I’ve painted the body in white using Bio Pin™ waterbased organic white paint and Colortone™ high gloss waterbased finish. The patri, jawari, cikari machine head mount and cikari posts are all made from Elforyn™. So it became a real “organic & vegan” sitar,… 100% suitable for vegetarians… 🙂
Installing 7 Schaller™ Mini M6 machine heads and 20 bronze pardas N°6.
Main strings gauges :
1) Baj tar : steel, 0,30mm (N°3)
2) Jora tar : nickel flatwound, 0,46mm (N°26)
3) Laraj tar : nickel flatwound, 0,56mm (N°24)
4) Gandhar tar : steel, 0,30mm (N°3)
5) Pancham tar : steel, 0,30mm (N°3)
6) & 7) Cikari tar : steel, 0,23mm (N°0)
Tony Karasek, an american performing artist and technician with 30 years experience in instrument repairs and maintenance has finally made his first sitar. He writes:
“Due to increased market demand, the quality level of Indian instruments currently being produced has suffered significantly. (I made a living for years repairing them in California). Recognising this fact, I moved to Pune, India with my wife and family in April, 2003 to re-establish the high quality standards for instrument production. My intention is to produce a line of Sitars and Tanpuras based on those of the mid-20th century.”
After this adventure, he resides in Charlotte, North Carolina and made his first own handmade sitar. It took about 18 months and 3 rewrites to produce the “Karasek Sound Domestic Custom Sitar Number 1”. Tony writes about it:
“The priority was first and foremost – sound with finest quality materials, components, joinery and consistant fit and feel. To that end, this sitar came into being. The body is made of mahogany with padouk wood trim. Indian rosewood pegs, Arizona grown gourds, delrin bridges and faux tortoise shell trim finish off the rest of the instrument. Internally, there have been many new innovations that have not only produced a far more solid instrument but greatly enhanced the tone and resonance.”
I would love to see and feel this unique and most promising instrument in real and play it. Meanwhile for me there are only a couple of impressive pictures to see, and a youtube demo. All the above pictures are from Tony. You can find more of them and also a lot of very detailed and unveiling info at his website Karasek Sound here.
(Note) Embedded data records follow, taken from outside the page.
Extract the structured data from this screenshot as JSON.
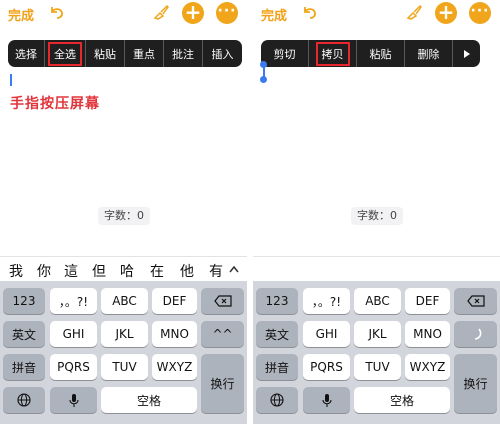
{
  "left": {
    "topbar": {
      "done_label": "完成"
    },
    "menu": {
      "items": [
        "选择",
        "全选",
        "粘贴",
        "重点",
        "批注",
        "插入"
      ],
      "highlighted": "全选"
    },
    "hint_text": "手指按压屏幕",
    "word_count": "字数：0",
    "candidates": [
      "我",
      "你",
      "這",
      "但",
      "哈",
      "在",
      "他",
      "有"
    ],
    "keyboard": {
      "row1": [
        "123",
        "，。?!",
        "ABC",
        "DEF"
      ],
      "row2": [
        "英文",
        "GHI",
        "JKL",
        "MNO",
        "^^"
      ],
      "row3": [
        "拼音",
        "PQRS",
        "TUV",
        "WXYZ"
      ],
      "enter_label": "换行",
      "space_label": "空格"
    }
  },
  "right": {
    "topbar": {
      "done_label": "完成"
    },
    "menu": {
      "items": [
        "剪切",
        "拷贝",
        "粘贴",
        "删除"
      ],
      "highlighted": "拷贝"
    },
    "word_count": "字数：0",
    "keyboard": {
      "row1": [
        "123",
        "，。?!",
        "ABC",
        "DEF"
      ],
      "row2": [
        "英文",
        "GHI",
        "JKL",
        "MNO"
      ],
      "row3": [
        "拼音",
        "PQRS",
        "TUV",
        "WXYZ"
      ],
      "enter_label": "换行",
      "space_label": "空格"
    }
  },
  "colors": {
    "accent": "#f0a51a",
    "highlight_box": "#e8262d",
    "hint_text": "#e2353b",
    "selection": "#3a7bf0"
  }
}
I’ve added a page to Sitar Making Links about this beautiful and unique sitar made by Alan Arthur Suits. He has sent me some pictures and info about the construction of this sitar. Click here.
Alan writes on his website:
“The sitar was built to concert level quality, using the highest grade materials and craftsmanship. The body is a natural gourd as is the top tumba (gourd resonator). The main body is Spanish cedar (virtually identical to Himalayan cedar or Tun wood). All the ornaments are real ivory recycled from 70 year old piano keys. The bridges are African blackwood, a species of rosewood, one of the hardest known woods and considerably harder than ebony, with rosewood feet. The pegs are turned of Bolivian rosewood.”
“The sitar plays with excellent action and has a truly superb tone with great overtones, sympathetic response, and a Nikhil Banerjee style jawari. It will fit in standard fiberglass sitar cases.”
This sitar was made in the “Sher Mohammad & Sons Sitar Makers”- shop in Bansanwala Bazaar, Lahore 1940 – 1950 by early sitarmaker Sher Mohammed. At that time, before the Partition, he taught sitar making to, amongst others, Rikhi Ram Sharma and Kartar Chand Sharma. At Partition time, both Rikhi Ram Sharma and Kartar Chand Sharma left Lahore and headed for Delhi where they both settled their own sitar shop (only 800 m. away from each other). Rikhi Ram’s shop became world famous due to Ravi Shankar and the Beatles. Kartar Chand, joined by his younger brother Hari Chand, remained low profile and continued making high quality professional sitars at Paharganj. They developed their own style of sitars and got specialised in repair work. Amongst their main customers was late Pt. Balaram Pathak, and his son Ashok Pathak. In januari 1993 Kartar Chand passed away, and thus leaving the shop to his brother Hari Chand.